WHAT THE EXERCISE ASKS:
Find the lines of the data below that include "Google". Report their number only.

(Dataset rows for apps and sites)
----

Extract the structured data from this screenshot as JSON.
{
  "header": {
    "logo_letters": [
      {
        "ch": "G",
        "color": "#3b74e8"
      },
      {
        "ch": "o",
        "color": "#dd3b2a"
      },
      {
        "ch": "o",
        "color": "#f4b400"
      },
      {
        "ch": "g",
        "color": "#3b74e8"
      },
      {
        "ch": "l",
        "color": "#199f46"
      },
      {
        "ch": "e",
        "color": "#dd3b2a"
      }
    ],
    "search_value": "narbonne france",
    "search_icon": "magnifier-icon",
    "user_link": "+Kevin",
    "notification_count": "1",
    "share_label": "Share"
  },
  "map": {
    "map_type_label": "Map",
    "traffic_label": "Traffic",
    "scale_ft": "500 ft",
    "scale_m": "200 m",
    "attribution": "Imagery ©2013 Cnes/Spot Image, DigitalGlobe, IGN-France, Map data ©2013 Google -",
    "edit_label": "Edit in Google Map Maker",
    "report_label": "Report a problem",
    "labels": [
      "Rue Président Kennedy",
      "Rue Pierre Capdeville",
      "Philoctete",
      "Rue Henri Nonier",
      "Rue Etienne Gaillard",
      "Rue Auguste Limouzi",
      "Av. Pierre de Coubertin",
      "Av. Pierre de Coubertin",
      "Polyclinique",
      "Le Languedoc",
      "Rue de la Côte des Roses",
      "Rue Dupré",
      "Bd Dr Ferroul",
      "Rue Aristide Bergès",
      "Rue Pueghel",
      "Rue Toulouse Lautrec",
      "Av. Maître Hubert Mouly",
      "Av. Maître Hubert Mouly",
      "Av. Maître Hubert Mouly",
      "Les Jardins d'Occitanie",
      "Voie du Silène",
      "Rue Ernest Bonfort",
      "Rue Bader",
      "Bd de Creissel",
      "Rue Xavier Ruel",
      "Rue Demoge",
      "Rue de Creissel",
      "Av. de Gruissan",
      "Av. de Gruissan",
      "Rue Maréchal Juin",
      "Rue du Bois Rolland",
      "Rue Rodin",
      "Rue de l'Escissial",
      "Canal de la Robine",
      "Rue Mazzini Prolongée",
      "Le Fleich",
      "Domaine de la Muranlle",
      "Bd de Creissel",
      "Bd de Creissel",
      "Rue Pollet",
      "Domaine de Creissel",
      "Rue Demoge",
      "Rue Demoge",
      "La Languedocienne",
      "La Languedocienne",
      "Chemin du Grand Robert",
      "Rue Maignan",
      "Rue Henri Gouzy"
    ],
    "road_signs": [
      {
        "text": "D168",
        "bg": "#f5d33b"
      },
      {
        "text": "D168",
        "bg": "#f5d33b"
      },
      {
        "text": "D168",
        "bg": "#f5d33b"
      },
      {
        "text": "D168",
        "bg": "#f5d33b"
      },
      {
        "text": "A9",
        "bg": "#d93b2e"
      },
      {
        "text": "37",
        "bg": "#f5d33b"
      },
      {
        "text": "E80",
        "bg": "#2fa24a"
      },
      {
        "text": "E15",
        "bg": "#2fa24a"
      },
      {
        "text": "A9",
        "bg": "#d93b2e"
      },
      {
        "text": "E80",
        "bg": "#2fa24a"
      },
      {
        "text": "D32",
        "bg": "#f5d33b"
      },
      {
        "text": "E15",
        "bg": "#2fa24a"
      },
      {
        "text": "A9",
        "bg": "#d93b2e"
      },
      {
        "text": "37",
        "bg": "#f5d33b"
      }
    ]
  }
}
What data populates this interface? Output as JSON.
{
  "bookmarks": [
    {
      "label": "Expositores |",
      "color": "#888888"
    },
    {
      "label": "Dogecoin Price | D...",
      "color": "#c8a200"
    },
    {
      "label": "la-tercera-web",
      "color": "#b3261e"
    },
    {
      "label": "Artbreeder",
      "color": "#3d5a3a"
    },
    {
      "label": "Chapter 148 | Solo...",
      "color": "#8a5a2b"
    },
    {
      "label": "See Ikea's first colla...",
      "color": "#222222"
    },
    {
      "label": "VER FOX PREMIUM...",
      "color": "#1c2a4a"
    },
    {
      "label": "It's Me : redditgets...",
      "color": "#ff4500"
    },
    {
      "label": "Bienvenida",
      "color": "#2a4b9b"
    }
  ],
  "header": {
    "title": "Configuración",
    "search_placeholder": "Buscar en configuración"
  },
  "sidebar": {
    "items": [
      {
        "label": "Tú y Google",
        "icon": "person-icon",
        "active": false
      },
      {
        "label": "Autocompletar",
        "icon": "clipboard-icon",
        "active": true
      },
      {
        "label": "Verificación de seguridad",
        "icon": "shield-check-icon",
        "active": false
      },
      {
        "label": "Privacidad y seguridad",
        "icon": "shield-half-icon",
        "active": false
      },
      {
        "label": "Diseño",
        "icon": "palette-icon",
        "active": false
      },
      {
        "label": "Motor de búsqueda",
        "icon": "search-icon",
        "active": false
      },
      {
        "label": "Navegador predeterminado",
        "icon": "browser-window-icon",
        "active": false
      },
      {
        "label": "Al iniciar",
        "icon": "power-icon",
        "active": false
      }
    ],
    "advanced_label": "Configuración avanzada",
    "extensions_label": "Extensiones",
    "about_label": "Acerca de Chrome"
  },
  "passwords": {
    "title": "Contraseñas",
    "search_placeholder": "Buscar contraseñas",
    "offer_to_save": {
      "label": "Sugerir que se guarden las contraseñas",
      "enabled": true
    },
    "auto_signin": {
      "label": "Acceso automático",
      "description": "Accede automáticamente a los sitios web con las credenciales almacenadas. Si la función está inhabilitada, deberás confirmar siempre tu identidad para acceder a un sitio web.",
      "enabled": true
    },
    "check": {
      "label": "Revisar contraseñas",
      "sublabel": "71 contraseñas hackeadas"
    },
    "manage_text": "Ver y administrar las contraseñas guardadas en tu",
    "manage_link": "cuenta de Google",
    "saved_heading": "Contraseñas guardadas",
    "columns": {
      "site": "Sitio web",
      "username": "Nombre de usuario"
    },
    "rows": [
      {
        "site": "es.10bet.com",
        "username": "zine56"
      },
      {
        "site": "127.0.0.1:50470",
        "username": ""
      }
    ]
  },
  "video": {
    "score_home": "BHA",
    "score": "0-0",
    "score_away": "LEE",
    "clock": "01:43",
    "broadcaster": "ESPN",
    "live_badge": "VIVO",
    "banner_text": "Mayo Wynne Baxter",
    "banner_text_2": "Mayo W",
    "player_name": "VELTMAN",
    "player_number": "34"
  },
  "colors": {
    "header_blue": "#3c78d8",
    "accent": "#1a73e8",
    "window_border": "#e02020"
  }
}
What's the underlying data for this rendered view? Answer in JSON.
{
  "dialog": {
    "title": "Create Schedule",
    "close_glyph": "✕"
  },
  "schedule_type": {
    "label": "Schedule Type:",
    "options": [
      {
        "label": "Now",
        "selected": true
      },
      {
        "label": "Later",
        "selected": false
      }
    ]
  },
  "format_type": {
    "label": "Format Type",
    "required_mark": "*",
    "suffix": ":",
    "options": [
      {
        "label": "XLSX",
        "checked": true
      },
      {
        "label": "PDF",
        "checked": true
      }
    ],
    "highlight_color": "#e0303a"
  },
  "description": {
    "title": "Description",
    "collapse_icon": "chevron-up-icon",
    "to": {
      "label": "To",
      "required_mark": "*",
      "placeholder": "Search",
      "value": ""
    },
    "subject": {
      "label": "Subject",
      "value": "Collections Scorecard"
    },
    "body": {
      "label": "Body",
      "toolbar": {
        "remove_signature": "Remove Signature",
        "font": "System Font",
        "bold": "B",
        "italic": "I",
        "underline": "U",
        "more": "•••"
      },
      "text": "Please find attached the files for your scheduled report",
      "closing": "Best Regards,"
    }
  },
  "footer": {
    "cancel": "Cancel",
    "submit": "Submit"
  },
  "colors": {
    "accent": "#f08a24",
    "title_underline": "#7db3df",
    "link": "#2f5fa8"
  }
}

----

YOUR RESPONSE:
4